How to have a green lawn without grass.
|To turf or not to turf, that is the question. All right, maybe that isn't quite the right phrasing. Maybe, the right question is, how do I get a green lawn without spending an unreasonable amount on artificial turf or drought resistant grass?
Let me explain, while I tend to be somewhat liberal in my political affiliations. I am extremely conservative when my finances are involved. This means that I won't spend money on nonsensical stuff like artificial turf or grass that is guaranteed to grow in drought conditions. It isn't that I don't like having a green lawn, because I would love to have a beautiful verdant front yard. The problem with real grass, even when it's drought resistant, is the water bill. The problem with artificial turf is that it cost money to have a professional put it in.

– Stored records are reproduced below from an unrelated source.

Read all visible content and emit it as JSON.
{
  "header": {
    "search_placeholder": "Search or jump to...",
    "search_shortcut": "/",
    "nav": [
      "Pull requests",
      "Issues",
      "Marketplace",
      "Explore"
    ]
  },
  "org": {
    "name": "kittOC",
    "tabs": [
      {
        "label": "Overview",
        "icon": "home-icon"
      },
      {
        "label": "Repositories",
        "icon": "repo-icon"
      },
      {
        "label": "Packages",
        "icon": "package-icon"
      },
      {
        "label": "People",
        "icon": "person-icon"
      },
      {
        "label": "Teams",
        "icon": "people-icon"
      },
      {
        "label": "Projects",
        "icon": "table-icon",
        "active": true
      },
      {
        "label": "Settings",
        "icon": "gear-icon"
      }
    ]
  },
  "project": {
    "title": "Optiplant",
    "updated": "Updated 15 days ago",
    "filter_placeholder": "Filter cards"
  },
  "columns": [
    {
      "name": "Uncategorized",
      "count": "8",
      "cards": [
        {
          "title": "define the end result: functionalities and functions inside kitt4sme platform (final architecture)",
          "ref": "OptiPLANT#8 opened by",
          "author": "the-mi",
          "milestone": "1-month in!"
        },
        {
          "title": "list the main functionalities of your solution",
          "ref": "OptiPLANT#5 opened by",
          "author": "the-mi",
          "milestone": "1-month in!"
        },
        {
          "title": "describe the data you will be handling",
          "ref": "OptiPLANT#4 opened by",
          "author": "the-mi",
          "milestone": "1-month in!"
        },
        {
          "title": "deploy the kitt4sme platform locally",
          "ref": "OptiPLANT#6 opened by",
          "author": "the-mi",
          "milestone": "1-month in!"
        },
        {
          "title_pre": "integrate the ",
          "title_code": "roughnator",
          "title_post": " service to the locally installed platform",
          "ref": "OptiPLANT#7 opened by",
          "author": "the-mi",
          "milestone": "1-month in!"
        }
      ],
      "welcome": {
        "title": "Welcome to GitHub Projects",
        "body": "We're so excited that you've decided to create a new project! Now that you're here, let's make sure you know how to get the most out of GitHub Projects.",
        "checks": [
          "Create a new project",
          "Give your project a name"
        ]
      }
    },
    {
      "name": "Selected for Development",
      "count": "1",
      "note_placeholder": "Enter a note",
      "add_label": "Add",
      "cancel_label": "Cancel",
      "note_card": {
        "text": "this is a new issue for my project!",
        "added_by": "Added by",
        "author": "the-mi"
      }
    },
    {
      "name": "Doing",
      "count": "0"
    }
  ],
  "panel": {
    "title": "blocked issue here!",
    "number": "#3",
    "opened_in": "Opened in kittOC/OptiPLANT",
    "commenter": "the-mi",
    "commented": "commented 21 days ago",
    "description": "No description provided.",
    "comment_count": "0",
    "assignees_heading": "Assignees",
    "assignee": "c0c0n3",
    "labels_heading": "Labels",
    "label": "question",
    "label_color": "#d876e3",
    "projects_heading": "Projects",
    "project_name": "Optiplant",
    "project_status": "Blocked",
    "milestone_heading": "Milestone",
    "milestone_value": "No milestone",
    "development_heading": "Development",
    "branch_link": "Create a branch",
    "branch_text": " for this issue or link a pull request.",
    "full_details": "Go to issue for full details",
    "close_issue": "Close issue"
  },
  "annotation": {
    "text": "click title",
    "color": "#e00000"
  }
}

I don't mind paying a hundred dollar water bill to keep my family, pets, and house clean; however, I'm not going to pay that much to keep my lawn green. Nor am I going to pay that much money to have some con artist come in just to put in artificial turf, desert landscaping, or to stone my yard. Therefore, when the Water District sent me outrageous water bills, just to keep my yellow grass from dying. I decided to take matters into my own hands.
I'm sure my neighbors thought I was crazy when I started this project, but who cares what those snobs think. I decided the best way to handle the problem, was to pour cement in the front yard and paint it green. The first step, was to remove everything from the yard that would get in the way when I poured the cement. Never mind, that I didn't have any experience pouring cement, much less mixing it to pour.
I started out by removing every stone, twig, grass blade, or weed that was growing in the yard. It took me only two weeks to finish that. I was going to pour the cement then. I went on-line to research how to pour cement, it was at this point I realized that the tree in my yard might be a problem. The tree was some sort of pine tree, which meant it had a shallow root system. If I left the tree in my yard, its roots would eventually destroy the cement in the yard.
I got an estimate about how much it would cost to have the tree removed. I almost had a heart attack, when the Tree Guy told me a thousand dollars plus time and labor. I decided to cut the tree down myself. I rented a chain saw, and began cutting into the tree. Apparently I pissed the ravens off that were nesting in the tree. The birds attacked me. I let go of the chainsaw, and ran into my house.
The chainsaw didn't stop like the directions said it was supposed to. The saw continued running, and cutting. The tree fell onto my neighbor's house and the power lines. I assure you, Your Honor. I did not purposely destroy that house, nor cut the electricity off to the entire town. It was the birds fault.